It was Microsoft’s answer to the iPod and its thriving iTunes ecosystem, but never gained traction and was ultimately marginalized by the iPhone. Now, eight years after its splashy launch, the Zune is quietly being buried. Effective November 15th, Zune’s will no longer be manufactured, and all Zune music services shuttered. That includes DRM-protected content, which, according to Microsoft, ‘may not play’ in the future.
The Zune actually had some promise, though by 2007, Apple was already starting the wheels on a new revolution. Just one year later, the world experienced the iPhone, and bundled iPod functionality. In that brand new arena, Microsoft’s Windows-powered mobile devices were marginalized even further, and so were its Zune-powered music ambitions.
There were a few features that unfortunately got buried in Zune’s pile of failure. The player offered some interesting WiFi-enabled sharing between devices, though a critical mass of players never materialized. Even so, licensing major labels eventually limited Wifi-enabled device sharing, rendering it effectively useless.
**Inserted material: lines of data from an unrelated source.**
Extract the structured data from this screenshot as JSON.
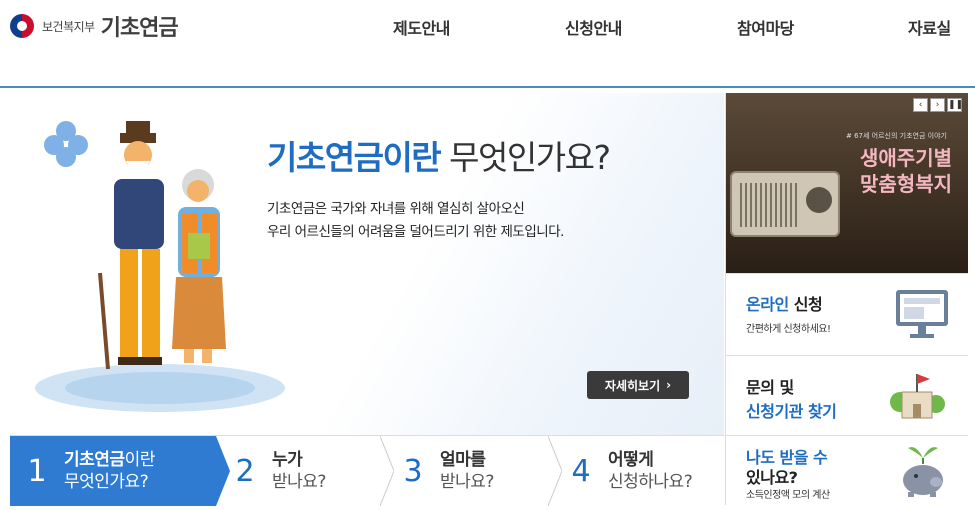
{
  "header": {
    "ministry": "보건복지부",
    "brand": "기초연금",
    "nav": [
      "제도안내",
      "신청안내",
      "참여마당",
      "자료실"
    ]
  },
  "hero": {
    "title_highlight": "기초연금이란",
    "title_rest": "무엇인가요?",
    "desc_line1": "기초연금은 국가와 자녀를 위해 열심히 살아오신",
    "desc_line2": "우리 어르신들의 어려움을 덜어드리기 위한 제도입니다.",
    "more_label": "자세히보기",
    "more_arrow": "›"
  },
  "steps": [
    {
      "num": "1",
      "bold": "기초연금",
      "rest": "이란",
      "line2": "무엇인가요?"
    },
    {
      "num": "2",
      "bold": "누가",
      "rest": "",
      "line2": "받나요?"
    },
    {
      "num": "3",
      "bold": "얼마를",
      "rest": "",
      "line2": "받나요?"
    },
    {
      "num": "4",
      "bold": "어떻게",
      "rest": "",
      "line2": "신청하나요?"
    }
  ],
  "banner": {
    "subtitle": "# 67세 어르신의 기초연금 이야기",
    "title_line1": "생애주기별",
    "title_line2": "맞춤형복지",
    "prev": "‹",
    "next": "›",
    "pause": "❚❚"
  },
  "cards": {
    "online": {
      "title_blue": "온라인",
      "title_rest": " 신청",
      "sub": "간편하게 신청하세요!"
    },
    "inquiry": {
      "line1": "문의 및",
      "line2": "신청기관 찾기"
    },
    "eligible": {
      "line1": "나도 받을 수",
      "line2": "있나요?",
      "sub": "소득인정액 모의 계산"
    }
  },
  "colors": {
    "accent": "#1f6dc2",
    "step_active": "#2f7bd1",
    "header_line": "#4a8ac6"
  }
}
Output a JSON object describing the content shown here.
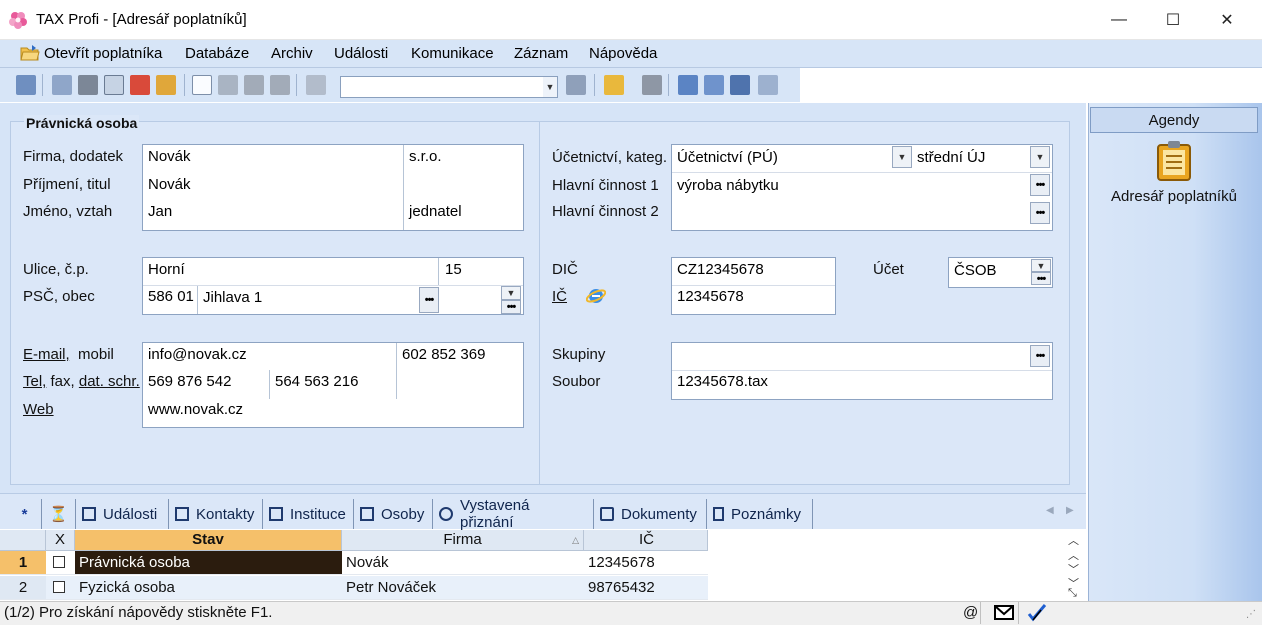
{
  "window": {
    "title": "TAX Profi - [Adresář poplatníků]",
    "minimize": "—",
    "maximize": "☐",
    "close": "✕"
  },
  "menu": {
    "open_payer": "Otevřít poplatníka",
    "database": "Databáze",
    "archive": "Archiv",
    "events": "Události",
    "communication": "Komunikace",
    "record": "Záznam",
    "help": "Nápověda"
  },
  "toolbar": {
    "search_value": ""
  },
  "form": {
    "section_title": "Právnická osoba",
    "left": {
      "firma_label": "Firma, dodatek",
      "prijmeni_label": "Příjmení, titul",
      "jmeno_label": "Jméno, vztah",
      "firma": "Novák",
      "dodatek": "s.r.o.",
      "prijmeni": "Novák",
      "titul": "",
      "jmeno": "Jan",
      "vztah": "jednatel",
      "ulice_label": "Ulice, č.p.",
      "psc_label": "PSČ, obec",
      "ulice": "Horní",
      "cp": "15",
      "psc": "586 01",
      "obec": "Jihlava 1",
      "email_label": "E-mail,",
      "mobil_label": "mobil",
      "tel_label": "Tel,",
      "fax_label": "fax,",
      "datschr_label": "dat. schr.",
      "web_label": "Web",
      "email": "info@novak.cz",
      "mobil": "602 852 369",
      "tel": "569 876 542",
      "fax": "564 563 216",
      "web": "www.novak.cz"
    },
    "right": {
      "ucetnictvi_label": "Účetnictví, kateg.",
      "hlavni1_label": "Hlavní činnost 1",
      "hlavni2_label": "Hlavní činnost 2",
      "ucetnictvi": "Účetnictví (PÚ)",
      "kategorie": "střední ÚJ",
      "hlavni1": "výroba nábytku",
      "hlavni2": "",
      "dic_label": "DIČ",
      "ic_label": "IČ",
      "dic": "CZ12345678",
      "ic": "12345678",
      "ucet_label": "Účet",
      "ucet": "ČSOB",
      "skupiny_label": "Skupiny",
      "soubor_label": "Soubor",
      "skupiny": "",
      "soubor": "12345678.tax"
    }
  },
  "sidebar": {
    "header": "Agendy",
    "item_label": "Adresář poplatníků"
  },
  "tabs": {
    "star": "*",
    "items": [
      "Události",
      "Kontakty",
      "Instituce",
      "Osoby",
      "Vystavená přiznání",
      "Dokumenty",
      "Poznámky"
    ]
  },
  "grid": {
    "headers": {
      "x": "X",
      "stav": "Stav",
      "firma": "Firma",
      "ic": "IČ"
    },
    "rows": [
      {
        "num": "1",
        "stav": "Právnická osoba",
        "firma": "Novák",
        "ic": "12345678"
      },
      {
        "num": "2",
        "stav": "Fyzická osoba",
        "firma": "Petr Nováček",
        "ic": "98765432"
      }
    ]
  },
  "status": {
    "text": "(1/2)  Pro získání nápovědy stiskněte F1.",
    "at": "@"
  }
}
Microsoft is now porting any remaining Zune Music Pass subscriptions to its Groove Music Pass, which works on Xbox and other Microsoft-powered devices.